-- Opening Marker --

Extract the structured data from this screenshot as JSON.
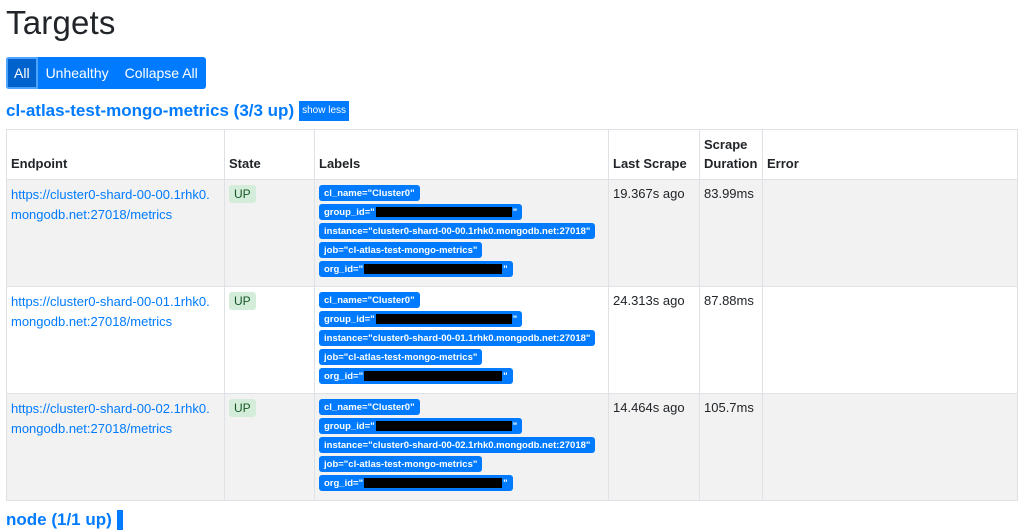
{
  "page": {
    "title": "Targets"
  },
  "filters": [
    {
      "label": "All",
      "active": true
    },
    {
      "label": "Unhealthy",
      "active": false
    },
    {
      "label": "Collapse All",
      "active": false
    }
  ],
  "job": {
    "name": "cl-atlas-test-mongo-metrics (3/3 up)",
    "toggle_label": "show less"
  },
  "table": {
    "headers": {
      "endpoint": "Endpoint",
      "state": "State",
      "labels": "Labels",
      "last_scrape": "Last Scrape",
      "scrape_duration_1": "Scrape",
      "scrape_duration_2": "Duration",
      "error": "Error"
    },
    "rows": [
      {
        "endpoint_1": "https://cluster0-shard-00-00.1rhk0.",
        "endpoint_2": "mongodb.net:27018/metrics",
        "state": "UP",
        "labels": {
          "cl_name": "cl_name=\"Cluster0\"",
          "group_id_prefix": "group_id=\"",
          "group_id_suffix": "\"",
          "instance": "instance=\"cluster0-shard-00-00.1rhk0.mongodb.net:27018\"",
          "job": "job=\"cl-atlas-test-mongo-metrics\"",
          "org_id_prefix": "org_id=\"",
          "org_id_suffix": "\""
        },
        "last_scrape": "19.367s ago",
        "scrape_duration": "83.99ms",
        "error": ""
      },
      {
        "endpoint_1": "https://cluster0-shard-00-01.1rhk0.",
        "endpoint_2": "mongodb.net:27018/metrics",
        "state": "UP",
        "labels": {
          "cl_name": "cl_name=\"Cluster0\"",
          "group_id_prefix": "group_id=\"",
          "group_id_suffix": "\"",
          "instance": "instance=\"cluster0-shard-00-01.1rhk0.mongodb.net:27018\"",
          "job": "job=\"cl-atlas-test-mongo-metrics\"",
          "org_id_prefix": "org_id=\"",
          "org_id_suffix": "\""
        },
        "last_scrape": "24.313s ago",
        "scrape_duration": "87.88ms",
        "error": ""
      },
      {
        "endpoint_1": "https://cluster0-shard-00-02.1rhk0.",
        "endpoint_2": "mongodb.net:27018/metrics",
        "state": "UP",
        "labels": {
          "cl_name": "cl_name=\"Cluster0\"",
          "group_id_prefix": "group_id=\"",
          "group_id_suffix": "\"",
          "instance": "instance=\"cluster0-shard-00-02.1rhk0.mongodb.net:27018\"",
          "job": "job=\"cl-atlas-test-mongo-metrics\"",
          "org_id_prefix": "org_id=\"",
          "org_id_suffix": "\""
        },
        "last_scrape": "14.464s ago",
        "scrape_duration": "105.7ms",
        "error": ""
      }
    ]
  },
  "next_job": {
    "name": "node (1/1 up)"
  },
  "colors": {
    "primary": "#007bff",
    "up_badge_bg": "#d4edda",
    "up_badge_text": "#155724"
  }
}
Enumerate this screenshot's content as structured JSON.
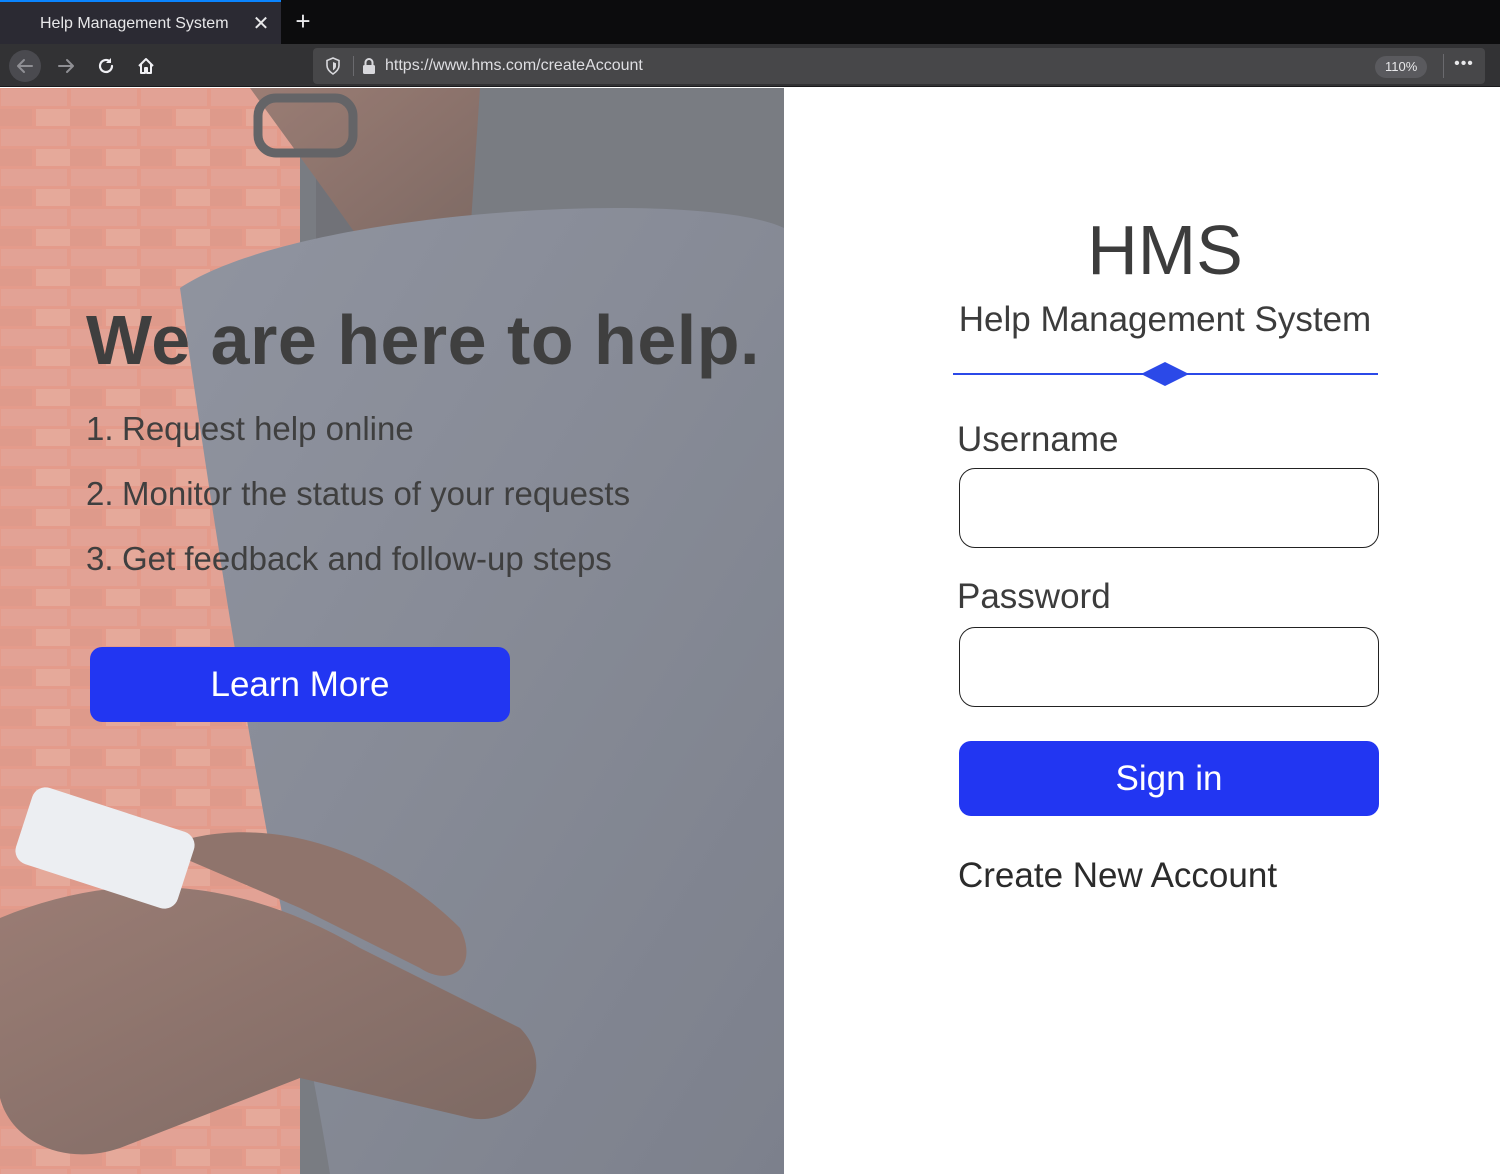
{
  "browser": {
    "tab_title": "Help Management System",
    "tab_close_icon": "close-icon",
    "new_tab_icon": "plus-icon",
    "url": "https://www.hms.com/createAccount",
    "zoom": "110%",
    "more_icon": "ellipsis-icon"
  },
  "hero": {
    "title": "We are here to help.",
    "steps": [
      {
        "num": "1.",
        "text": "Request help online"
      },
      {
        "num": "2.",
        "text": "Monitor the status of your requests"
      },
      {
        "num": "3.",
        "text": "Get feedback and follow-up steps"
      }
    ],
    "button_label": "Learn More"
  },
  "form": {
    "brand": "HMS",
    "brand_sub": "Help Management System",
    "username_label": "Username",
    "username_value": "",
    "password_label": "Password",
    "password_value": "",
    "signin_label": "Sign in",
    "create_account_label": "Create New Account"
  },
  "colors": {
    "accent": "#2236f2",
    "divider": "#2b49e8",
    "text": "#3c3c3c",
    "chrome_dark": "#0c0c0d",
    "chrome_bar": "#323234"
  }
}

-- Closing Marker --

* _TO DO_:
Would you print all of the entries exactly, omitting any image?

* _WRITTEN REPLY_:
Extract the structured data from this screenshot as JSON.
{
  "page": {
    "title": "Targets"
  },
  "filters": [
    {
      "label": "All",
      "active": true
    },
    {
      "label": "Unhealthy",
      "active": false
    },
    {
      "label": "Collapse All",
      "active": false
    }
  ],
  "job": {
    "name": "cl-atlas-test-mongo-metrics (3/3 up)",
    "toggle_label": "show less"
  },
  "table": {
    "headers": {
      "endpoint": "Endpoint",
      "state": "State",
      "labels": "Labels",
      "last_scrape": "Last Scrape",
      "scrape_duration_1": "Scrape",
      "scrape_duration_2": "Duration",
      "error": "Error"
    },
    "rows": [
      {
        "endpoint_1": "https://cluster0-shard-00-00.1rhk0.",
        "endpoint_2": "mongodb.net:27018/metrics",
        "state": "UP",
        "labels": {
          "cl_name": "cl_name=\"Cluster0\"",
          "group_id_prefix": "group_id=\"",
          "group_id_suffix": "\"",
          "instance": "instance=\"cluster0-shard-00-00.1rhk0.mongodb.net:27018\"",
          "job": "job=\"cl-atlas-test-mongo-metrics\"",
          "org_id_prefix": "org_id=\"",
          "org_id_suffix": "\""
        },
        "last_scrape": "19.367s ago",
        "scrape_duration": "83.99ms",
        "error": ""
      },
      {
        "endpoint_1": "https://cluster0-shard-00-01.1rhk0.",
        "endpoint_2": "mongodb.net:27018/metrics",
        "state": "UP",
        "labels": {
          "cl_name": "cl_name=\"Cluster0\"",
          "group_id_prefix": "group_id=\"",
          "group_id_suffix": "\"",
          "instance": "instance=\"cluster0-shard-00-01.1rhk0.mongodb.net:27018\"",
          "job": "job=\"cl-atlas-test-mongo-metrics\"",
          "org_id_prefix": "org_id=\"",
          "org_id_suffix": "\""
        },
        "last_scrape": "24.313s ago",
        "scrape_duration": "87.88ms",
        "error": ""
      },
      {
        "endpoint_1": "https://cluster0-shard-00-02.1rhk0.",
        "endpoint_2": "mongodb.net:27018/metrics",
        "state": "UP",
        "labels": {
          "cl_name": "cl_name=\"Cluster0\"",
          "group_id_prefix": "group_id=\"",
          "group_id_suffix": "\"",
          "instance": "instance=\"cluster0-shard-00-02.1rhk0.mongodb.net:27018\"",
          "job": "job=\"cl-atlas-test-mongo-metrics\"",
          "org_id_prefix": "org_id=\"",
          "org_id_suffix": "\""
        },
        "last_scrape": "14.464s ago",
        "scrape_duration": "105.7ms",
        "error": ""
      }
    ]
  },
  "next_job": {
    "name": "node (1/1 up)"
  },
  "colors": {
    "primary": "#007bff",
    "up_badge_bg": "#d4edda",
    "up_badge_text": "#155724"
  }
}
Enumerate this screenshot's content as structured JSON.
{
  "browser": {
    "tab_title": "Help Management System",
    "tab_close_icon": "close-icon",
    "new_tab_icon": "plus-icon",
    "url": "https://www.hms.com/createAccount",
    "zoom": "110%",
    "more_icon": "ellipsis-icon"
  },
  "hero": {
    "title": "We are here to help.",
    "steps": [
      {
        "num": "1.",
        "text": "Request help online"
      },
      {
        "num": "2.",
        "text": "Monitor the status of your requests"
      },
      {
        "num": "3.",
        "text": "Get feedback and follow-up steps"
      }
    ],
    "button_label": "Learn More"
  },
  "form": {
    "brand": "HMS",
    "brand_sub": "Help Management System",
    "username_label": "Username",
    "username_value": "",
    "password_label": "Password",
    "password_value": "",
    "signin_label": "Sign in",
    "create_account_label": "Create New Account"
  },
  "colors": {
    "accent": "#2236f2",
    "divider": "#2b49e8",
    "text": "#3c3c3c",
    "chrome_dark": "#0c0c0d",
    "chrome_bar": "#323234"
  }
}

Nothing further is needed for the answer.